05 October 2007

The value of a referendum plan

The Conservatives have promised they "would change the law to ensure a referendum is held every time ministers agree to sign away powers to the EU". According to Archbishop Cranmer, this is

possibly the most important ‘Europe’ announcement of any political party in the United Kingdom since accession to the EEC in 1973, and the ensuing referendum of 1975.

Cranmer thinks it means that UKIP

cannot stand against any Conservative candidate, but must now actively support the Conservative Party and campaign for this policy to become law.

I haven't yet made up my mind about this, but I found the following two comments on the post (possibly from the same "Anonymous" — not me, I assure you) interesting.

Anonymous said:

I find it always pays to listen carefully — very carefully — to promises from all three parties, but especially the party that is responsible for passing (forcing through in the case of Maastricht) all the legislation that resulted in major advances of EU governance.

The point is that there will be no more treaties — because there won't be the need for them. If I understand this latest Not-a-Constitution-but-an-amending-Treaty correctly, it contains within it the power to be self-amending and therefore self-perpetuating and self-extending, without the need for any more treaties.

If this goes through the damage has already been done and it's a whole new arena.

Sadly and as so often happens, the Tory Generals are fighting the last war. There will be no more pitched battles but stealthy guerrilla raids.

Anonymous said:

I think I can understand the fervent desire to get rid of the hypocritical, self-serving, lying charlatans that we have suffered from for the past 10 years.

That desire is so deeply felt that there can be superficial attraction to take anybody, anybody, in their place.

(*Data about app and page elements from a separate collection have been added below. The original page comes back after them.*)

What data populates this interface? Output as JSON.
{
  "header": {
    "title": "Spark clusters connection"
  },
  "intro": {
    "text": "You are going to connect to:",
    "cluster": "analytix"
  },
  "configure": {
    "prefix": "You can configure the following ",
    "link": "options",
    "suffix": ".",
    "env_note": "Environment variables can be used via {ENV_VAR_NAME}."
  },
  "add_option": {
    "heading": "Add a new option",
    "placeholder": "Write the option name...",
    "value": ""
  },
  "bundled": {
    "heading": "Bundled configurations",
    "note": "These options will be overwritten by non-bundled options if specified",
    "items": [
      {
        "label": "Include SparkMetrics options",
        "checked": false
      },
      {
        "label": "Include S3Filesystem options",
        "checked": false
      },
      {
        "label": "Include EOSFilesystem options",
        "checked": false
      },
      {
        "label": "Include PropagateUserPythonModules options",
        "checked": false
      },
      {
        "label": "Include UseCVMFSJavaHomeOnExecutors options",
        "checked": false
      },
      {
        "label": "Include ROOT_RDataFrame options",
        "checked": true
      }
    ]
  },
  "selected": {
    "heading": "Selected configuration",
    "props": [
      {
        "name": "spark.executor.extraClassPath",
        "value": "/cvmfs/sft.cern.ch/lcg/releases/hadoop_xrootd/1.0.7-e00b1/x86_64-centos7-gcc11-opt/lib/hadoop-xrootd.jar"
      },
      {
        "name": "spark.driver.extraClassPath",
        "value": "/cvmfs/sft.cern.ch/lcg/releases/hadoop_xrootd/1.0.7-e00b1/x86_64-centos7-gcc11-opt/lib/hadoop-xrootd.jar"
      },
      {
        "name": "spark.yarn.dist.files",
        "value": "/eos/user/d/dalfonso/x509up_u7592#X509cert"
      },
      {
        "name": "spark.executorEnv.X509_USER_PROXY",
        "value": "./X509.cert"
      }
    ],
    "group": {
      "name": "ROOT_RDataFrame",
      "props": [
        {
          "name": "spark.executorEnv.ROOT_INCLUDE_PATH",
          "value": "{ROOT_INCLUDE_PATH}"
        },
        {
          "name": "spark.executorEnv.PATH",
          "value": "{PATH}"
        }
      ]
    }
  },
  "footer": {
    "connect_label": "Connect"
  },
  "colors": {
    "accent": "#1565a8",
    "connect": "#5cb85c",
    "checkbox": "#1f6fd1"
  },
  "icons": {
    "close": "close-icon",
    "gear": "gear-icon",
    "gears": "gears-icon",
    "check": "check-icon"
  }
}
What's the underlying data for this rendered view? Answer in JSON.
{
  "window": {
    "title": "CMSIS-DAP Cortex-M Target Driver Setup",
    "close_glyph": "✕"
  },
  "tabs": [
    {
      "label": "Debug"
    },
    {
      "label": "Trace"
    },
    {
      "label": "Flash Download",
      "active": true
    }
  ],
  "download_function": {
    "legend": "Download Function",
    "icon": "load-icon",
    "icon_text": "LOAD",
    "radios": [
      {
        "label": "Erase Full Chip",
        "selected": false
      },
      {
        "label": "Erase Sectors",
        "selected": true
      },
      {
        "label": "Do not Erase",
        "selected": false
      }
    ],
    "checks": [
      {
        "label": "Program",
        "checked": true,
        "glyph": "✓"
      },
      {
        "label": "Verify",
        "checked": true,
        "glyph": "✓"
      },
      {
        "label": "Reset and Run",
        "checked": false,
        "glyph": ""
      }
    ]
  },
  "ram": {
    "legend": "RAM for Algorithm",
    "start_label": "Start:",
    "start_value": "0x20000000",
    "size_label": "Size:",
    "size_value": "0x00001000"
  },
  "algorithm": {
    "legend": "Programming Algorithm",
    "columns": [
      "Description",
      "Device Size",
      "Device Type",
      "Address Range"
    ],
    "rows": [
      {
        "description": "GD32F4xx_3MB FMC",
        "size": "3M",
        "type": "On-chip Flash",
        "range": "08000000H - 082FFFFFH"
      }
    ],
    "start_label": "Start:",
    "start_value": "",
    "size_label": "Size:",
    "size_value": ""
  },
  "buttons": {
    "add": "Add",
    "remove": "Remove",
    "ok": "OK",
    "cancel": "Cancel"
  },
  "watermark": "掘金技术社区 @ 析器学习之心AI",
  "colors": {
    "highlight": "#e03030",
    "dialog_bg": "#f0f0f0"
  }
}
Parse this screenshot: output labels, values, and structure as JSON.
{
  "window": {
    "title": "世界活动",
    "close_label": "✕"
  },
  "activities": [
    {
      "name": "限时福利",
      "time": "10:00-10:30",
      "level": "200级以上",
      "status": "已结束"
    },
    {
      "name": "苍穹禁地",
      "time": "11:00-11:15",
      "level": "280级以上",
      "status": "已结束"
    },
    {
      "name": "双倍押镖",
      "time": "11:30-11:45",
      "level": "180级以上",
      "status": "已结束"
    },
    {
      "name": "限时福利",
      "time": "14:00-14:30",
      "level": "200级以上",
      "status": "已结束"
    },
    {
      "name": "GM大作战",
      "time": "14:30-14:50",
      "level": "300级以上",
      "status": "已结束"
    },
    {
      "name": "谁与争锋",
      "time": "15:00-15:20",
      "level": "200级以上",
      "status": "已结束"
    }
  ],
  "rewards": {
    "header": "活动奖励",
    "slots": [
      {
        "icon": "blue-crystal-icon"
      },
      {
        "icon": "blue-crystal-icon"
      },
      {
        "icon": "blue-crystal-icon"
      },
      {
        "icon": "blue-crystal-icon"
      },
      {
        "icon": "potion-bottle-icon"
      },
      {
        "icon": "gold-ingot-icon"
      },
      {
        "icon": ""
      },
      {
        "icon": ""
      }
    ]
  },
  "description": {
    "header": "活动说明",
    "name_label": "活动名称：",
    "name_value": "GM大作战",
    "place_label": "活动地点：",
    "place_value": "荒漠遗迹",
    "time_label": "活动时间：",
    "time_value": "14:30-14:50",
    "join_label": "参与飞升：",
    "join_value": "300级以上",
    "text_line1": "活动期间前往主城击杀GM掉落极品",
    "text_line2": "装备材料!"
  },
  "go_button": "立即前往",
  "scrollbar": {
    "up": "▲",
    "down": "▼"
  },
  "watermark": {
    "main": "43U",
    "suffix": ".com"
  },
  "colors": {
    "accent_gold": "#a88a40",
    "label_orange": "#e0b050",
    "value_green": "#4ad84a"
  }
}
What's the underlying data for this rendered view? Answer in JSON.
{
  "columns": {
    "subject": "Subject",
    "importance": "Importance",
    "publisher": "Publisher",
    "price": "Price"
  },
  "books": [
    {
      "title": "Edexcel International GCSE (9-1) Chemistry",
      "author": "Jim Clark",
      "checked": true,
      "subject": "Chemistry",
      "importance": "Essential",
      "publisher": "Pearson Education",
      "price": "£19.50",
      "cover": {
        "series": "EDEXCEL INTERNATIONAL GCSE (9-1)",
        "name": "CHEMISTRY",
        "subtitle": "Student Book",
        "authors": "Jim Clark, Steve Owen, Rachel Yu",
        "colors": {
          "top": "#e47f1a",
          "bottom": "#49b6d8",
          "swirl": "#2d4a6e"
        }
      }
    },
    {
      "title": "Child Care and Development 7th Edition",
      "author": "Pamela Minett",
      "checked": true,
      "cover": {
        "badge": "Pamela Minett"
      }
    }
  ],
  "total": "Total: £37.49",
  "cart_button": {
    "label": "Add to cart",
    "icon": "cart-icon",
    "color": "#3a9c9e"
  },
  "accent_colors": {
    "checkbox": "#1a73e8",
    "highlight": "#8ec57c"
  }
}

But I want to suggest that it doesn't matter who we have out of the existing two and a bit parties because already 70 plus percent of our legislation is imposed on them anyway and the new treaty will only reduce their real authority (as opposed to their self-perceived and apparent power) even more.

So what if a small band of single minded zealots contributes to no change happening. Tory to Labour, Labour to Tory , it's a distinction without a difference (with an excrescent growth called the LibDems on the side whatever way it goes).

In fact there's a case for welcoming a re-election of the present Government. They are so deeply despised and regarded as incompetent by a rapidly growing sector of the electorate that their continued existence will only hasten the point at which we have the true libertarian revolution — and yes I mean revolution — that we so desperately need to clear out the Aegean stables that the socio-political establishment of Britain has now become.